(App and web page records)

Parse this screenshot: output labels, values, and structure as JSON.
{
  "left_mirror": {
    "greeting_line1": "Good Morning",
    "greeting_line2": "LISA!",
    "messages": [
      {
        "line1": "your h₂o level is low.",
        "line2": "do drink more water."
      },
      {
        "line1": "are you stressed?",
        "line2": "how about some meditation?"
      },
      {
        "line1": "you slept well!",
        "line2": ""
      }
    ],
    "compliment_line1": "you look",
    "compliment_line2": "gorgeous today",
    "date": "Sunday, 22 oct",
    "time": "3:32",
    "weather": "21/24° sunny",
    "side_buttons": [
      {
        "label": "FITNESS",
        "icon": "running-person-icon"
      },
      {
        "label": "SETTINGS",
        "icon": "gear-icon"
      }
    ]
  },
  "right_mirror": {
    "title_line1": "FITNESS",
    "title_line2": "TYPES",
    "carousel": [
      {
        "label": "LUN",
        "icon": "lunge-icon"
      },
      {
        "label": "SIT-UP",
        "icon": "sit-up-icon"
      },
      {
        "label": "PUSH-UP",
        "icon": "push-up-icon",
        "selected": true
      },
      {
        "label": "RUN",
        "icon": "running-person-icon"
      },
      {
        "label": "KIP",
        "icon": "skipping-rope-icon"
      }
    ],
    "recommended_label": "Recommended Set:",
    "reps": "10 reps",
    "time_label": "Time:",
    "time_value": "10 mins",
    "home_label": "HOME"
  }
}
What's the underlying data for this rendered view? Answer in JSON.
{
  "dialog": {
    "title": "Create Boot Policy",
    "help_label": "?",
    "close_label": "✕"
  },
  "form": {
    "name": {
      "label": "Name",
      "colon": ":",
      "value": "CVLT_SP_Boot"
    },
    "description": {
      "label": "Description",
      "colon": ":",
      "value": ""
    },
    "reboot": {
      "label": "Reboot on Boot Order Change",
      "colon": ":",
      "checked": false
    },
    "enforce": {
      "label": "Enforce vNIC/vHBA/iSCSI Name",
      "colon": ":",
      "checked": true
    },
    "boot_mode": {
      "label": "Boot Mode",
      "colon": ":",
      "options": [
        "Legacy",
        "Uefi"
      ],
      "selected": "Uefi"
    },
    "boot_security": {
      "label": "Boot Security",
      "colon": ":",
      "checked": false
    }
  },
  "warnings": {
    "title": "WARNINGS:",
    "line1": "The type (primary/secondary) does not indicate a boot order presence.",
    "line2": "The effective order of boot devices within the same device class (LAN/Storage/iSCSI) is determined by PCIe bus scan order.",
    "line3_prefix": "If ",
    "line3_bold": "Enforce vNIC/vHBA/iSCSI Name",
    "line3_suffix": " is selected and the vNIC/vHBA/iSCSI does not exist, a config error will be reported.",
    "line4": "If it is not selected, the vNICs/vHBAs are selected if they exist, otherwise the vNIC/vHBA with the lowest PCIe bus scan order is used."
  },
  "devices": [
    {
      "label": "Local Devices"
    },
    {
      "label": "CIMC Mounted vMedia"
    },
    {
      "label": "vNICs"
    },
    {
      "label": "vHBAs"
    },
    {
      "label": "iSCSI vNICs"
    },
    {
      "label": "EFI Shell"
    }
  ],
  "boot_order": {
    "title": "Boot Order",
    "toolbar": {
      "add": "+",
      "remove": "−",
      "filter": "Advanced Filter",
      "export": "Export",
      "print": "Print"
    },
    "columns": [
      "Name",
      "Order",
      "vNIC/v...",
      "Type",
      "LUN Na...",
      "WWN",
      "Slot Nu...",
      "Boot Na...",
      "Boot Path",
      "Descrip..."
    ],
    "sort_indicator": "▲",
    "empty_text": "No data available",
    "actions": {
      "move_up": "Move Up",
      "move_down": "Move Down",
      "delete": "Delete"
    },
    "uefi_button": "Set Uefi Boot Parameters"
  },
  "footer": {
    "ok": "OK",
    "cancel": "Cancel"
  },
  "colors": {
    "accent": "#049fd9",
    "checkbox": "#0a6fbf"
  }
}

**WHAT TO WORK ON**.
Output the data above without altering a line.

**EXERCISE ANSWER**.
Parse this screenshot: output labels, values, and structure as JSON.
{
  "left_mirror": {
    "greeting_line1": "Good Morning",
    "greeting_line2": "LISA!",
    "messages": [
      {
        "line1": "your h₂o level is low.",
        "line2": "do drink more water."
      },
      {
        "line1": "are you stressed?",
        "line2": "how about some meditation?"
      },
      {
        "line1": "you slept well!",
        "line2": ""
      }
    ],
    "compliment_line1": "you look",
    "compliment_line2": "gorgeous today",
    "date": "Sunday, 22 oct",
    "time": "3:32",
    "weather": "21/24° sunny",
    "side_buttons": [
      {
        "label": "FITNESS",
        "icon": "running-person-icon"
      },
      {
        "label": "SETTINGS",
        "icon": "gear-icon"
      }
    ]
  },
  "right_mirror": {
    "title_line1": "FITNESS",
    "title_line2": "TYPES",
    "carousel": [
      {
        "label": "LUN",
        "icon": "lunge-icon"
      },
      {
        "label": "SIT-UP",
        "icon": "sit-up-icon"
      },
      {
        "label": "PUSH-UP",
        "icon": "push-up-icon",
        "selected": true
      },
      {
        "label": "RUN",
        "icon": "running-person-icon"
      },
      {
        "label": "KIP",
        "icon": "skipping-rope-icon"
      }
    ],
    "recommended_label": "Recommended Set:",
    "reps": "10 reps",
    "time_label": "Time:",
    "time_value": "10 mins",
    "home_label": "HOME"
  }
}
What's the underlying data for this rendered view? Answer in JSON.
{
  "dialog": {
    "title": "Create Boot Policy",
    "help_label": "?",
    "close_label": "✕"
  },
  "form": {
    "name": {
      "label": "Name",
      "colon": ":",
      "value": "CVLT_SP_Boot"
    },
    "description": {
      "label": "Description",
      "colon": ":",
      "value": ""
    },
    "reboot": {
      "label": "Reboot on Boot Order Change",
      "colon": ":",
      "checked": false
    },
    "enforce": {
      "label": "Enforce vNIC/vHBA/iSCSI Name",
      "colon": ":",
      "checked": true
    },
    "boot_mode": {
      "label": "Boot Mode",
      "colon": ":",
      "options": [
        "Legacy",
        "Uefi"
      ],
      "selected": "Uefi"
    },
    "boot_security": {
      "label": "Boot Security",
      "colon": ":",
      "checked": false
    }
  },
  "warnings": {
    "title": "WARNINGS:",
    "line1": "The type (primary/secondary) does not indicate a boot order presence.",
    "line2": "The effective order of boot devices within the same device class (LAN/Storage/iSCSI) is determined by PCIe bus scan order.",
    "line3_prefix": "If ",
    "line3_bold": "Enforce vNIC/vHBA/iSCSI Name",
    "line3_suffix": " is selected and the vNIC/vHBA/iSCSI does not exist, a config error will be reported.",
    "line4": "If it is not selected, the vNICs/vHBAs are selected if they exist, otherwise the vNIC/vHBA with the lowest PCIe bus scan order is used."
  },
  "devices": [
    {
      "label": "Local Devices"
    },
    {
      "label": "CIMC Mounted vMedia"
    },
    {
      "label": "vNICs"
    },
    {
      "label": "vHBAs"
    },
    {
      "label": "iSCSI vNICs"
    },
    {
      "label": "EFI Shell"
    }
  ],
  "boot_order": {
    "title": "Boot Order",
    "toolbar": {
      "add": "+",
      "remove": "−",
      "filter": "Advanced Filter",
      "export": "Export",
      "print": "Print"
    },
    "columns": [
      "Name",
      "Order",
      "vNIC/v...",
      "Type",
      "LUN Na...",
      "WWN",
      "Slot Nu...",
      "Boot Na...",
      "Boot Path",
      "Descrip..."
    ],
    "sort_indicator": "▲",
    "empty_text": "No data available",
    "actions": {
      "move_up": "Move Up",
      "move_down": "Move Down",
      "delete": "Delete"
    },
    "uefi_button": "Set Uefi Boot Parameters"
  },
  "footer": {
    "ok": "OK",
    "cancel": "Cancel"
  },
  "colors": {
    "accent": "#049fd9",
    "checkbox": "#0a6fbf"
  }
}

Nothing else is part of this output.